[Opening Task inputs section]
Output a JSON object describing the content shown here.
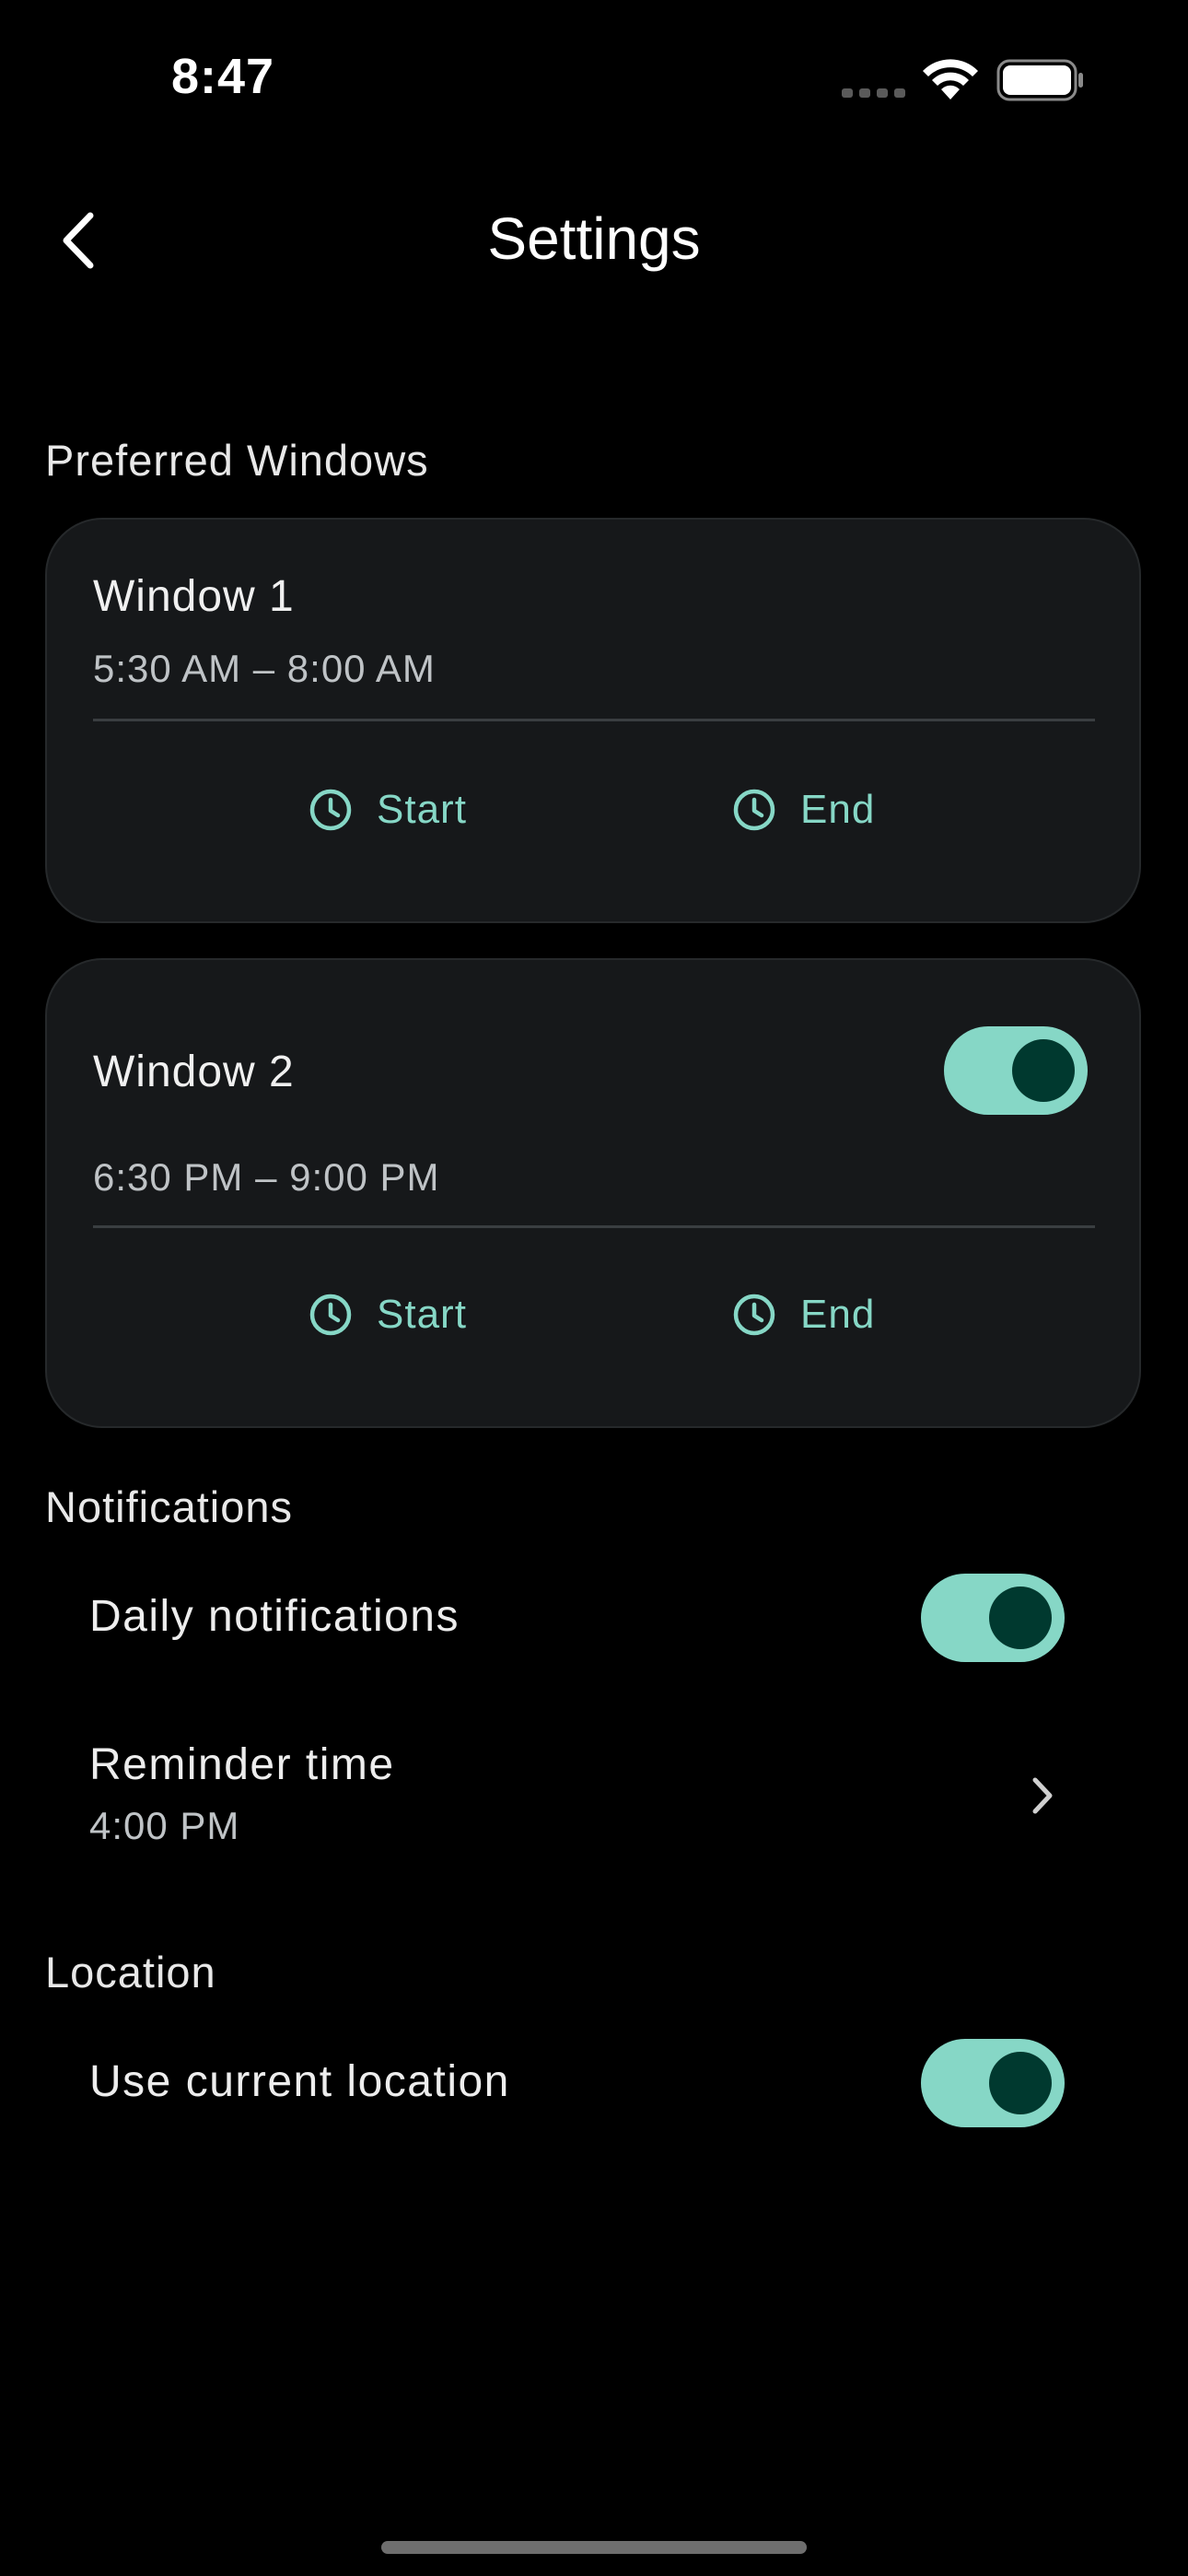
{
  "status_bar": {
    "time": "8:47"
  },
  "nav": {
    "title": "Settings"
  },
  "preferred_windows": {
    "header": "Preferred Windows",
    "windows": [
      {
        "title": "Window 1",
        "range": "5:30 AM – 8:00 AM",
        "start_label": "Start",
        "end_label": "End",
        "has_toggle": false
      },
      {
        "title": "Window 2",
        "range": "6:30 PM – 9:00 PM",
        "start_label": "Start",
        "end_label": "End",
        "has_toggle": true,
        "enabled": true
      }
    ]
  },
  "notifications": {
    "header": "Notifications",
    "daily": {
      "label": "Daily notifications",
      "enabled": true
    },
    "reminder": {
      "label": "Reminder time",
      "value": "4:00 PM"
    }
  },
  "location": {
    "header": "Location",
    "use_current": {
      "label": "Use current location",
      "enabled": true
    }
  },
  "colors": {
    "background": "#000000",
    "card": "#16181A",
    "accent": "#86D7C6",
    "toggle_knob": "#00392F",
    "secondary_text": "#BFC3C6"
  },
  "icons": {
    "back": "chevron-left-icon",
    "start": "clock-icon",
    "end": "clock-icon",
    "reminder": "chevron-right-icon"
  }
}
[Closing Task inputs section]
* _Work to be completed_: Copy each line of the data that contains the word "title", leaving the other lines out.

* _Answer to the problem_:
    "title": "Settings"
        "title": "Window 1",
        "title": "Window 2",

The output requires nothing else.